The Tigers wrapped up their second week of workouts with three morning sessions after spending the first two days in the searing heat. Dickens said that conditioning wasn’t a problem but the players are behind on weight-lifting, obviously, since he has been there for just a little over a month. However, Wilson Prep has a weight room in place, for which Dickens thanked WPA founder and head of school Daryl Woodard.
“The goal here is to come in and win early,” Dickens said. “We are behind and one thing that I always stress to the coaches, the teams that we’re going to play in the Tar-River, they’ve been lifting weights to three years and we’ve got a lot of kids who are just getting introduced to weights. Talent-wise, I think we’ll be one of the most talented teams in the conference, but strength matters when it comes to football. It’s getting the kids to fall in love with lifting and once their bodies start to change and they start to see the effects on the field that translate over, and then the program takes off from there.
“One of the main things I wanted to focus on coming in was the weight room and Mr. Woodard has definitely given me the resources to build the weight rooms.”
Dickens, who will serve as his own offensive coordinator, said he plans to implement the same Delaware edition of the wing-T offense that Wake Forest runs.
“I think is great for our situation because you’re able to get by with undersized linemen,” he said.
With a lot of athletes at his disposal, including at quarterback, Dickens said the key is to give them room to maneuver and make things happen.
“But my bread and butter will be the wing-T,” he said. “I feel it’s impossible to stop. You can slow it down, but you can’t stop it if it’s run well.”
Defensively, Dickens prefers a four-man front for similar reasons.
“I think we’re going to run more of a 4-3, 4-4 look because of the athletes we’ve got,” he said. “We’re going to be super fast from sideline to sideline.”
SCHEDULE IN PLACE
Wilson Prep has a schedule in place, minus one nonconference game that Dickens still hopes to fill for the last week of August. Otherwise, the Tigers will be playing nine games against 1-A Tar-Roanoke Athletic Conference opponents, including the first game in school history on Sept. 2 at Warren County. The Tigers then have an open week before playing at North Edgecombe on Sept. 16. The first home game will be Friday, Sept. 23, against Northwest Halifax. Wilson Prep is only playing three home games out of the nine currently scheduled, including Oct. 7 against KIPP Pride and Oct. 21 against Rocky Mount Prep. Road games are also set for Weldon on Sept. 30, Northampton County on Oct. 14 and Southeast Halifax on Oct. 28.

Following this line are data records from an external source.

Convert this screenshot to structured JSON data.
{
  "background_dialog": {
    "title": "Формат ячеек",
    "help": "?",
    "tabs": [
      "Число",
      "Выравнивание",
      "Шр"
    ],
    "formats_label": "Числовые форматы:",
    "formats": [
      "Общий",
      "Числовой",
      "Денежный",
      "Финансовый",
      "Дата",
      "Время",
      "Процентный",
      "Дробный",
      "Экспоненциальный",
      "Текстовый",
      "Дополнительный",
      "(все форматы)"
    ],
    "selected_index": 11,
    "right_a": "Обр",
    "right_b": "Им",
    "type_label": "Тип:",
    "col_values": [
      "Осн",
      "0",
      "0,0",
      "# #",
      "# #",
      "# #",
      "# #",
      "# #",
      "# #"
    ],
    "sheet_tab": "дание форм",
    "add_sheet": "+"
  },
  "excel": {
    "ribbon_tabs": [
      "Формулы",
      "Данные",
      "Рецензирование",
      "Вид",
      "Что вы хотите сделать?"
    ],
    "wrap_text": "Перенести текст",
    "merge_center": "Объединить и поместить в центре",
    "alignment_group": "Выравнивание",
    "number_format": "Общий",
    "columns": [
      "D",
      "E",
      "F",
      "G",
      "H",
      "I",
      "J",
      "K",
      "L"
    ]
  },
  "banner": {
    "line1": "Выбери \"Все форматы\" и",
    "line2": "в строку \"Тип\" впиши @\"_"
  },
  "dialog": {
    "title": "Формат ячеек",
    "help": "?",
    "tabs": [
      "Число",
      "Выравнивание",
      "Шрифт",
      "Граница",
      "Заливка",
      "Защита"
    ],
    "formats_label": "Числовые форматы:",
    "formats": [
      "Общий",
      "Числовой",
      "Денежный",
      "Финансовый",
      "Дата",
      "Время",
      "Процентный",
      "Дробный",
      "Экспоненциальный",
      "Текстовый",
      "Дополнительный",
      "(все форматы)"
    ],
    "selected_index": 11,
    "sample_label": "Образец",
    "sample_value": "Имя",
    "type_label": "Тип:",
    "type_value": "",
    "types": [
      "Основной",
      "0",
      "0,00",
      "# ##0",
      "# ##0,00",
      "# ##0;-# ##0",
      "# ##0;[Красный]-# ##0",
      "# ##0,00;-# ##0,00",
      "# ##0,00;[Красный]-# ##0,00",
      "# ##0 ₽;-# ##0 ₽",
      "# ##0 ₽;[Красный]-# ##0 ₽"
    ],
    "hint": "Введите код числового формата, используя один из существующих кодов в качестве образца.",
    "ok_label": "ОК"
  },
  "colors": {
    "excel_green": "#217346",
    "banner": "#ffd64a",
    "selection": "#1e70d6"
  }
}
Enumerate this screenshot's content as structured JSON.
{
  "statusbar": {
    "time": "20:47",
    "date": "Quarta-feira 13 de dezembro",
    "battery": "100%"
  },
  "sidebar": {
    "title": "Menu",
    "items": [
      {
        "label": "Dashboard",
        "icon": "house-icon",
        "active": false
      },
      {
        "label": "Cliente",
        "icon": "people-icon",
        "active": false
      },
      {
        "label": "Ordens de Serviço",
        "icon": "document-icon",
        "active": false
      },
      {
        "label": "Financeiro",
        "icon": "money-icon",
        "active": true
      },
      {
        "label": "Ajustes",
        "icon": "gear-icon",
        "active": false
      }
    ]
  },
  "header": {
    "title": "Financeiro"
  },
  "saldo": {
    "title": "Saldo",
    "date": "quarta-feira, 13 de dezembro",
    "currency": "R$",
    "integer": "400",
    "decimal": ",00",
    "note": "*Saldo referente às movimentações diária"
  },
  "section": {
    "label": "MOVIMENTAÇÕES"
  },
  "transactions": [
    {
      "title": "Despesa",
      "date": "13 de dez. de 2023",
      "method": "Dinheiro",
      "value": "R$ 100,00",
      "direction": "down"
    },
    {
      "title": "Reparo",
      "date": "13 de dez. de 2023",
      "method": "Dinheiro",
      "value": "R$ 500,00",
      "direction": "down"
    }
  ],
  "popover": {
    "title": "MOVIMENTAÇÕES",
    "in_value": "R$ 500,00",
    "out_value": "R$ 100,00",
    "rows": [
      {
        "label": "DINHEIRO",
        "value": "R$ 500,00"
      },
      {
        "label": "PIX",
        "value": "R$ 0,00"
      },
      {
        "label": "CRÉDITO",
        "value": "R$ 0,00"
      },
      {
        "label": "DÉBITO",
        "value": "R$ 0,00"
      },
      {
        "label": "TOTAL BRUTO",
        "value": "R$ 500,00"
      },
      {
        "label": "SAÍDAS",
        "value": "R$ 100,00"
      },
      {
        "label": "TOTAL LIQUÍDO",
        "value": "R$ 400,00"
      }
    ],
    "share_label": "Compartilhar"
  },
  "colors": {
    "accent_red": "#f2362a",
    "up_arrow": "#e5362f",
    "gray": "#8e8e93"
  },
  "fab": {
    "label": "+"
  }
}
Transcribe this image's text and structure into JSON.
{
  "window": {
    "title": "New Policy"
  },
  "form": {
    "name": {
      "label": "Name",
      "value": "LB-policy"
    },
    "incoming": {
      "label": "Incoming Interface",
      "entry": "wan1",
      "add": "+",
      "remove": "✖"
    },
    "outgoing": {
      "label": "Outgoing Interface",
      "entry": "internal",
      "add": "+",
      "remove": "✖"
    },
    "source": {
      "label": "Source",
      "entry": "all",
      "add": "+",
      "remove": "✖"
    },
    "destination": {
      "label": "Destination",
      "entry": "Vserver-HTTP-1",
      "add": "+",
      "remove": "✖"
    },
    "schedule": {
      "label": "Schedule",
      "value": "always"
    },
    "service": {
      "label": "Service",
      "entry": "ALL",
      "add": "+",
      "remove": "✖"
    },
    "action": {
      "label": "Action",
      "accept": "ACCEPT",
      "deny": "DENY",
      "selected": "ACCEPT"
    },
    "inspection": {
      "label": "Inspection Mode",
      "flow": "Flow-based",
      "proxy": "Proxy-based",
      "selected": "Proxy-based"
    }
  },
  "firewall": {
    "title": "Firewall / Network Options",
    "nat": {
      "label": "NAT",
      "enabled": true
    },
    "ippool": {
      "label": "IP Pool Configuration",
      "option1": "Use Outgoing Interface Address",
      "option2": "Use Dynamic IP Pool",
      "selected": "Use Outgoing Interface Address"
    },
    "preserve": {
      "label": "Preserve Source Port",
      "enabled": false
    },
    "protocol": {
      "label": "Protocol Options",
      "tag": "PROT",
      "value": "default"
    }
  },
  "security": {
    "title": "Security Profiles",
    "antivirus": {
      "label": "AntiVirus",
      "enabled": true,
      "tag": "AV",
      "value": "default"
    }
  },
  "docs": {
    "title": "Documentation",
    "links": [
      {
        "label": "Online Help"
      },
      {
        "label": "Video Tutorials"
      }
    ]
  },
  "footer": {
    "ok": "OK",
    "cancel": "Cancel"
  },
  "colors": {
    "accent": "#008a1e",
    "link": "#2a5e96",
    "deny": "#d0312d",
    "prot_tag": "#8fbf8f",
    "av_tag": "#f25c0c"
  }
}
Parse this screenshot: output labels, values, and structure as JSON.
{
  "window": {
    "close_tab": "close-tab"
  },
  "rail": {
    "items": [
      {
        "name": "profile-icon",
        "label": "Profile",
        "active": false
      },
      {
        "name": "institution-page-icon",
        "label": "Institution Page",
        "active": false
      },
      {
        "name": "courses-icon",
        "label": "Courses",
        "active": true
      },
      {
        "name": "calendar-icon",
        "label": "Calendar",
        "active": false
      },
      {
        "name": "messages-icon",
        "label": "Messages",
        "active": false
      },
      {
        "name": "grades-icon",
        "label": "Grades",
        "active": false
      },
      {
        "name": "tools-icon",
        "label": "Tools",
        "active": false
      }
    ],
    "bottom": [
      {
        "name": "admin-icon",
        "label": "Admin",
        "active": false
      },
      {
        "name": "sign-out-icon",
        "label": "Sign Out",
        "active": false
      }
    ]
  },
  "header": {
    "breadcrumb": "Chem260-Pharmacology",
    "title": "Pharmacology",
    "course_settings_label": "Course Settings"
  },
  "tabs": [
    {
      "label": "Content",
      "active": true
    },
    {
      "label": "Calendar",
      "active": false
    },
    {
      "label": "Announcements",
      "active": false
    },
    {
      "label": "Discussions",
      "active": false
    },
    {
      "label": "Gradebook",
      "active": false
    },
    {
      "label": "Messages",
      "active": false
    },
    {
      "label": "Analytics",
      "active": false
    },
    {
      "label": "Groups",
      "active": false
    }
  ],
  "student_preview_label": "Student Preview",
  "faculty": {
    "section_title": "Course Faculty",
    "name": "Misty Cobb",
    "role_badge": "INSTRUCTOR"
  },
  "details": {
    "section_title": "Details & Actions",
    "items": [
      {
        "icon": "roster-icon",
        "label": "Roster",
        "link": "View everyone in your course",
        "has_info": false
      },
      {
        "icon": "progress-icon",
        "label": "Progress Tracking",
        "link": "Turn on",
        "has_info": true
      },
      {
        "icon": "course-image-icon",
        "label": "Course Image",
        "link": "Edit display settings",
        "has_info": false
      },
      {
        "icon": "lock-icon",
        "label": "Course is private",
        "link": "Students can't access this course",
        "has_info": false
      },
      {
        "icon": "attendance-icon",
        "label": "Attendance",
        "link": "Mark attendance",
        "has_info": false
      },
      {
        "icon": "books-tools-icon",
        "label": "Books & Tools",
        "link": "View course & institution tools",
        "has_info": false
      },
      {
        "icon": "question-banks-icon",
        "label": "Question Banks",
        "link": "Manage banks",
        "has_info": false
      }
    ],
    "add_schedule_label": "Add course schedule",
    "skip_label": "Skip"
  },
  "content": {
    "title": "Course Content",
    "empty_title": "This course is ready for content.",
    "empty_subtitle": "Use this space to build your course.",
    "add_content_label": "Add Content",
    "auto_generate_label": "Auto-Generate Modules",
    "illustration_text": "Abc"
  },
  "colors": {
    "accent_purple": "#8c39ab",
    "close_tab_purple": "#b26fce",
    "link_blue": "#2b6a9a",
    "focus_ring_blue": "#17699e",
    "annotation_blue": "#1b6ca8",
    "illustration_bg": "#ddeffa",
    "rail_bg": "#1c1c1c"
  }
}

“Warren County is my main focus right now,” assured Dickens when asked what he knew about the rest of the TRAC teams.
Dickens said that he keeps harping on a sense of urgency for the Tigers given the ground that they still need to make up before practice begins for real Aug. 1.
“We’ve had a lot of kids to come out and a lot of talent and it’s starting to feel like football,” he said. “I feel very confident about where we will be at that time. You know, it’s just bringing the guys along. We’re up to now about 30 to 33 kids. My goal was 40. … And with that, jumping into the fire in what I keep reminding my coaches is varsity football. It’s not rec league, it’s not AAU, it’s varsity football and even at the 1-A level, it’s still good football. And you know, a lot of great teams come out of 1-A but I feel very good about the season. But again, we are behind so there’s a state of urgency here. A lot of teams have spring ball and we didn’t.”